For fungus to flourish, you need three components: a disease organism (like a fungus), a host (your turf), and environment (temperature, moisture, and humidity). When these three components are present, brown patch and dollar spot (the two diseases we encounter most) run rampant. Dollar spot is considered a foliar disease while brown patch is both a foliar and root disease. Left untreated, these two turf diseases can do a lot of damage to your lawn.
Disease is most commonly found in thick lawns, where moisture sits on the plant for more than twelve hours without drying out. However, it can still attack your lawn even if you don’t have thick turf. If you have shady areas of your lawn that the sun cannot reach to dry out, or if air flow is limited in areas of your lawn, disease will attack quickly. Disease can spread through your lawn in many different ways, including mowers, traffic, and even rain. It can commonly be confused with drought stress in the latter part of the summer.
So how do you go about preventing fungus? Here are some best practices:
- The best time to water your lawn is early in the morning, so that you are finished by 7:00am
- Let your turf dry out between waterings for at least 1 full day. 2 days is better.
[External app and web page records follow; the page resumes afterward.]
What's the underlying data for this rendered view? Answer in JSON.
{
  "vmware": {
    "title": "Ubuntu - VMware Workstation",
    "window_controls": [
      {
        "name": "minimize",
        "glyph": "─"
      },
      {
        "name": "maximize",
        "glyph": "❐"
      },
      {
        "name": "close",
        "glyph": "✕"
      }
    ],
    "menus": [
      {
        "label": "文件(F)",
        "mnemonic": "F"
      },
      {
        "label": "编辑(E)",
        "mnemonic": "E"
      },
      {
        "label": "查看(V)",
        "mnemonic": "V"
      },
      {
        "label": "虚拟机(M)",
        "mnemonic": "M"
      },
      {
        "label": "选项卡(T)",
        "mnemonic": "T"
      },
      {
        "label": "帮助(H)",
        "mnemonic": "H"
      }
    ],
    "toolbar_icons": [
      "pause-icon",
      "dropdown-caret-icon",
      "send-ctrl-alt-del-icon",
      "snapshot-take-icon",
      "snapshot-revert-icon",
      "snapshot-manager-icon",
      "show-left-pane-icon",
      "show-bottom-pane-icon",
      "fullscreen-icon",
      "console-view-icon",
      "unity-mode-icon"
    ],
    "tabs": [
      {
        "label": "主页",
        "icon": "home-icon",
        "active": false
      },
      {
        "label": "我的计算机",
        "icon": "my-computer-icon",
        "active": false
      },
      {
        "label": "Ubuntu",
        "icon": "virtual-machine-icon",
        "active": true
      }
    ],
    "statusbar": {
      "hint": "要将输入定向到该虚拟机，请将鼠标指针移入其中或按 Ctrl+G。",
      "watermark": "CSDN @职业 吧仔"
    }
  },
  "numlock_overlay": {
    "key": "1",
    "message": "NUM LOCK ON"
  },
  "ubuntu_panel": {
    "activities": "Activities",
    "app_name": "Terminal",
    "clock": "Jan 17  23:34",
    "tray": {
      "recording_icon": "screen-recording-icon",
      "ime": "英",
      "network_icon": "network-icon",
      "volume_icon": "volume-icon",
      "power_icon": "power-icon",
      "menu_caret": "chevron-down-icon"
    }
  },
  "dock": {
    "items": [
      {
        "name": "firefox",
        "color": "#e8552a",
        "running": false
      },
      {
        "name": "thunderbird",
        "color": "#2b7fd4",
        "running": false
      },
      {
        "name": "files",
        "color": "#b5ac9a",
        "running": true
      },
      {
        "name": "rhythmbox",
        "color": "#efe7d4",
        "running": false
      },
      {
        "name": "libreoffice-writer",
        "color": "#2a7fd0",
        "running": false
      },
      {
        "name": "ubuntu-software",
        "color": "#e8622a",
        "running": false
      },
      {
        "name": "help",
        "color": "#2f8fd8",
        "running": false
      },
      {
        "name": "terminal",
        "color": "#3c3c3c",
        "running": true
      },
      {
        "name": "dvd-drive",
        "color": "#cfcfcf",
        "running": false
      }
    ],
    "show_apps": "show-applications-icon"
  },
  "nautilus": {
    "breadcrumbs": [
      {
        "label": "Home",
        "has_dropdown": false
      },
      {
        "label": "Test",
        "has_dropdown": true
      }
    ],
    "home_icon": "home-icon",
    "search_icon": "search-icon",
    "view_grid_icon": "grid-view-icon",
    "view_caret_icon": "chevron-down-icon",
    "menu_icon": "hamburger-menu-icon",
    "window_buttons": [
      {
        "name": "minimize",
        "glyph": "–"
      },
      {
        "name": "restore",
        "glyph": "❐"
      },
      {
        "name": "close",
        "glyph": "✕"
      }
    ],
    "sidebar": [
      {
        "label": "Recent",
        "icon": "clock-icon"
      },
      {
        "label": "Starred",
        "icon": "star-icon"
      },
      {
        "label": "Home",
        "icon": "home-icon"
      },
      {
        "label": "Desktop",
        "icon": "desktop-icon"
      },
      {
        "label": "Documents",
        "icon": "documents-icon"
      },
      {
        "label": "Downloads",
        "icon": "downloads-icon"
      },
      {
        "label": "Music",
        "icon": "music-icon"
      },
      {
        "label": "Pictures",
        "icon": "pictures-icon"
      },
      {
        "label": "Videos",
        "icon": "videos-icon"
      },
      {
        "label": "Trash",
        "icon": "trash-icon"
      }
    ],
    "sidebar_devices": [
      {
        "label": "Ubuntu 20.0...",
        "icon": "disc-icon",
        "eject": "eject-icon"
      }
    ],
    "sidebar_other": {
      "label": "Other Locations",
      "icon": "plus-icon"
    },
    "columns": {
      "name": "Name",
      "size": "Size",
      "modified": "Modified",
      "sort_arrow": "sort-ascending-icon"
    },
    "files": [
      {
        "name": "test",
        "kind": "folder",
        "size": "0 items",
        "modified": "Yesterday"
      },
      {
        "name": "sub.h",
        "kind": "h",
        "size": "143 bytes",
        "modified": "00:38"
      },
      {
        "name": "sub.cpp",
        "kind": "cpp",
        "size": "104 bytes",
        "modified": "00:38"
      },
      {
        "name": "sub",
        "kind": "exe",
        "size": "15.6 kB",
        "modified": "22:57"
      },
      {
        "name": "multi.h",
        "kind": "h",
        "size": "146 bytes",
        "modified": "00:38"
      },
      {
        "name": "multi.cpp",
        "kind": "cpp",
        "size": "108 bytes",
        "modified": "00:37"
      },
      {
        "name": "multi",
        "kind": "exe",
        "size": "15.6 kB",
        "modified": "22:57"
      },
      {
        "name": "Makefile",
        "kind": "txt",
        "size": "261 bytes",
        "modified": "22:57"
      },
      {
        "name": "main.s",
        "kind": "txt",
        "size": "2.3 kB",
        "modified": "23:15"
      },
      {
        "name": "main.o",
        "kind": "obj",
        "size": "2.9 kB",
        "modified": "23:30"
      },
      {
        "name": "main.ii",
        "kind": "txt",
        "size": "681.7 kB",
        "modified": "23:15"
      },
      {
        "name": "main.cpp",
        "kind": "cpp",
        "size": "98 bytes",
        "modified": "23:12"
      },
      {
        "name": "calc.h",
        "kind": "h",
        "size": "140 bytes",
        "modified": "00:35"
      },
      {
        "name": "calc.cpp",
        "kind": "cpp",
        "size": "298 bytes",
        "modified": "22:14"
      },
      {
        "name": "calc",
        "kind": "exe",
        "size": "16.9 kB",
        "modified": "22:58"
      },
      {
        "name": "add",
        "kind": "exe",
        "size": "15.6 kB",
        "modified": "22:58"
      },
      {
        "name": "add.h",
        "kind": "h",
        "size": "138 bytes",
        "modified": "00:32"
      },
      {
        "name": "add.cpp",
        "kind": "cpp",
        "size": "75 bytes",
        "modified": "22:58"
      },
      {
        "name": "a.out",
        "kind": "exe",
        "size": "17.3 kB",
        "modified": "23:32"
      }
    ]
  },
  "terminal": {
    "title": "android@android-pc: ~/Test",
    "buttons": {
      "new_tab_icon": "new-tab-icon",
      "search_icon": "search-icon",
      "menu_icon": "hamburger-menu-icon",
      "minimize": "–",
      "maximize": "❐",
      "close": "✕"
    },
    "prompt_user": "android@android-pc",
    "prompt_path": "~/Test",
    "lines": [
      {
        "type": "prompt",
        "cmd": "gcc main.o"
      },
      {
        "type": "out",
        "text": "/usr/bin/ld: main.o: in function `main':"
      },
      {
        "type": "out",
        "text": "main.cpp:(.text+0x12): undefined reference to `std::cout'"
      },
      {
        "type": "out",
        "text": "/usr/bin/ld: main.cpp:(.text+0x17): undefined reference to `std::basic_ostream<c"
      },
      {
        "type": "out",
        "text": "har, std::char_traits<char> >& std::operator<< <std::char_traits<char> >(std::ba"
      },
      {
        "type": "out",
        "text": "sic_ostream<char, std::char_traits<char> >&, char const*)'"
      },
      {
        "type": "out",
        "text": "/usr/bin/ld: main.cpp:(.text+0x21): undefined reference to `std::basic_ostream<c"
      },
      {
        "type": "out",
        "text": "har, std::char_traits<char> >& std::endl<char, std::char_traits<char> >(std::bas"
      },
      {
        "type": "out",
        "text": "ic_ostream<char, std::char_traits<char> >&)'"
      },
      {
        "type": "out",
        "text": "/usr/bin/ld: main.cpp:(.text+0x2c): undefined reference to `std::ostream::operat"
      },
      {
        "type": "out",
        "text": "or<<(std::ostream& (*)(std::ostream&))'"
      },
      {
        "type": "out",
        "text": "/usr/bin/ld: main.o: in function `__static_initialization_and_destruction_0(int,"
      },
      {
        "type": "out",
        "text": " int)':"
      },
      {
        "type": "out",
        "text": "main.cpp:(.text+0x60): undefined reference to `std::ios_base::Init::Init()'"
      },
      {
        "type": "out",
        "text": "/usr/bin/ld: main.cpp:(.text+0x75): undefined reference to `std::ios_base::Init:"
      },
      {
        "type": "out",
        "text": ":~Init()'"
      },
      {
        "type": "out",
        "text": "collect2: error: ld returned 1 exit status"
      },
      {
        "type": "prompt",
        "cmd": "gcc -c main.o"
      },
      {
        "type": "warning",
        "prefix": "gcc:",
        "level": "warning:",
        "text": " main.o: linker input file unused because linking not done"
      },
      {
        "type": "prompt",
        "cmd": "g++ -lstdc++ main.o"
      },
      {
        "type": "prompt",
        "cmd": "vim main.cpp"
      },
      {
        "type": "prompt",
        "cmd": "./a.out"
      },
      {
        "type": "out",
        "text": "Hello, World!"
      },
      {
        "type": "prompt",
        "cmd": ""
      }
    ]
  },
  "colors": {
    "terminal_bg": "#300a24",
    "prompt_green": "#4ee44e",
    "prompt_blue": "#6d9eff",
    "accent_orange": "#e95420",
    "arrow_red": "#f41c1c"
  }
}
Your turf only needs watering 2-3 times per week.
- Keep your mower blade sharp
- Treat your lawn with a fungicide